The largest of all, Great Salt Lake, is maintained by the waters of the Wasatch and associated plateaus.
The typical Phenacodus primaevus, of the Lower or Wasatch Eocene of North America, was a relatively small ungulate, of slight build, with straight limbs each terminating in five complete toes, and walking in the digitigrade fashion of the modern tapir.
The family is represented in the Lower, or Wasatch, Eocene by Trigonolestes, in the Middle (Bridger) Eocene by Homacodon (Pantolestes), and in the Upper (Uinta) Eocene by Bunomeryx.
The chief provinces of the Cordihleran region are: The Rocky Mountain system and its basins, from northern New Mexico northward, including all the mountains from the front ranges bordering on the plains to the Uinta and Wasatch ranges in Utah; the Pacific ranges including the Sierra Nevada of California, the Cascade range of Oregon and Washington, and the Coast range along the Pacific nearly to the southern end of California; and a great intermediate area, including in the north the Columbian lava plains and in the south the large province of the Basin ranges, which extends into Mexico and widens from the centre southward, so as to meet the Great Plains in eastern New Mexico, and to extend to the Pacific coast in southern California.
The Wasatch stage, when deposition was in progress over much of Utah and western Colorado, parts of Wyoming, and elsewhere.
In the lower, or Wasatch, Eocene the group was represented by the still more primitive Lambdotherium.
The topography of the Great Basin region in Idaho is similar to that of the same region in other states (see Nevada); in Idaho it forms a very small part of the state; its mountains are practically a part of the Wasatch Range of Utah; and the southward drainage of the region (into Great Salt Lake, by Bear river) also separates it from the other parts of the state.
The Wasatch Mountain range constitutes the eastern margin of the Great Basin in central and northern Utah, and resembles the true basin ranges in that it is formed by a great block of the earth's crust uptilted along a north-south fault-line.
At the western base of the Wasatch are Salt Lake City, Ogden, Provo and other smaller towns, situated where streams issue from the mountains, soon to disappear on the desert plains.
Important mining operations are carried on in the Wasatch Mountains and in a number of the basin ranges.
The higher plateaus, the Uinta and Wasatch mountains, bear forests of fir, spruce and pine, and the lower slopes are dotted with piiion, juniper, and scrub cedar.
Willows and cottonwoods grow along streams.
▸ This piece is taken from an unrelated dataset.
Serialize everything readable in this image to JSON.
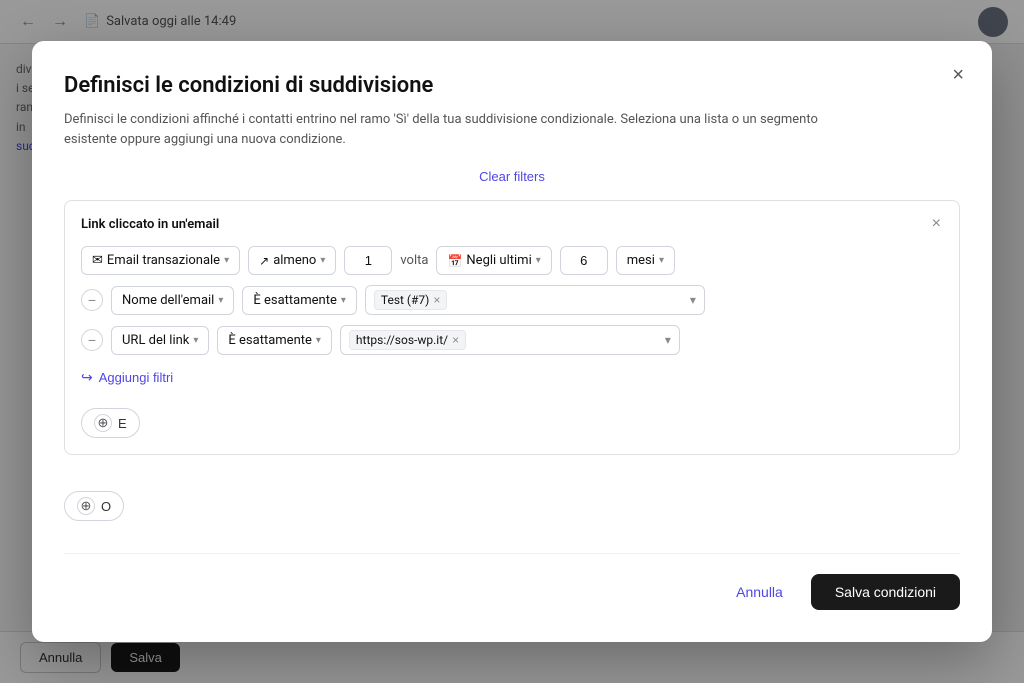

The west slope of the Wasatch has been largely denuded of its forests to supply the demands of the towns at its base.
The timber of the Wasatch Range is small and scattering.
This project, which was about one-third completed in the beginning of 1910, provides for the irrigation in Strawberry Valley (Utah and Wasatch counties, S.
(all but 9586 oz., which were from lead zinc ore, being from lead ores) were from Summit and Wasatch counties; 1,561,983 oz.
The beds of magnetite and hematite, in the southern portion of the Wasatch Mountains, are the largest in the western United States; in 1902 the four productive mines in Milford, Juab and Utah counties produced 16,240 tons of ore, valued at $27,417.
Of the Jordan river in the Salt Lake Valley, near the base of the Wasatch mountains, at an altitude of about 4350 ft., about 11 m.